Extracted records:
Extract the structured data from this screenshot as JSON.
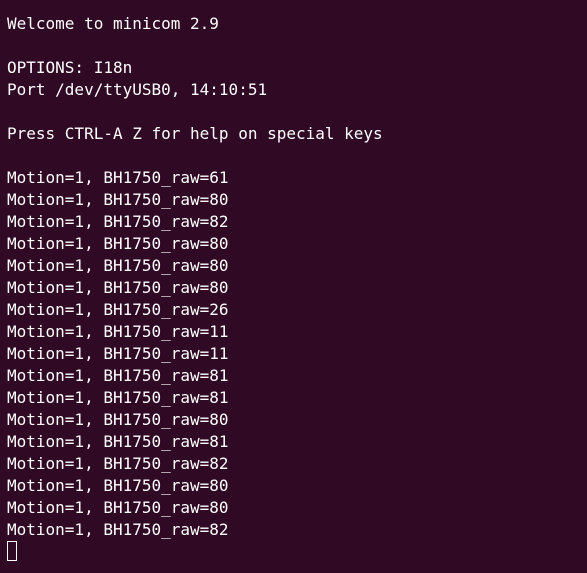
{
  "terminal": {
    "background_color": "#300a24",
    "text_color": "#ffffff",
    "banner": {
      "welcome": "Welcome to minicom 2.9",
      "options": "OPTIONS: I18n",
      "port": "Port /dev/ttyUSB0, 14:10:51",
      "help": "Press CTRL-A Z for help on special keys"
    },
    "output": [
      "Motion=1, BH1750_raw=61",
      "Motion=1, BH1750_raw=80",
      "Motion=1, BH1750_raw=82",
      "Motion=1, BH1750_raw=80",
      "Motion=1, BH1750_raw=80",
      "Motion=1, BH1750_raw=80",
      "Motion=1, BH1750_raw=26",
      "Motion=1, BH1750_raw=11",
      "Motion=1, BH1750_raw=11",
      "Motion=1, BH1750_raw=81",
      "Motion=1, BH1750_raw=81",
      "Motion=1, BH1750_raw=80",
      "Motion=1, BH1750_raw=81",
      "Motion=1, BH1750_raw=82",
      "Motion=1, BH1750_raw=80",
      "Motion=1, BH1750_raw=80",
      "Motion=1, BH1750_raw=82"
    ],
    "cursor_icon": "block-cursor-icon"
  }
}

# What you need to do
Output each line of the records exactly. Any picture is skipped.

# Exercise result
Extract the structured data from this screenshot as JSON.
{
  "terminal": {
    "background_color": "#300a24",
    "text_color": "#ffffff",
    "banner": {
      "welcome": "Welcome to minicom 2.9",
      "options": "OPTIONS: I18n",
      "port": "Port /dev/ttyUSB0, 14:10:51",
      "help": "Press CTRL-A Z for help on special keys"
    },
    "output": [
      "Motion=1, BH1750_raw=61",
      "Motion=1, BH1750_raw=80",
      "Motion=1, BH1750_raw=82",
      "Motion=1, BH1750_raw=80",
      "Motion=1, BH1750_raw=80",
      "Motion=1, BH1750_raw=80",
      "Motion=1, BH1750_raw=26",
      "Motion=1, BH1750_raw=11",
      "Motion=1, BH1750_raw=11",
      "Motion=1, BH1750_raw=81",
      "Motion=1, BH1750_raw=81",
      "Motion=1, BH1750_raw=80",
      "Motion=1, BH1750_raw=81",
      "Motion=1, BH1750_raw=82",
      "Motion=1, BH1750_raw=80",
      "Motion=1, BH1750_raw=80",
      "Motion=1, BH1750_raw=82"
    ],
    "cursor_icon": "block-cursor-icon"
  }
}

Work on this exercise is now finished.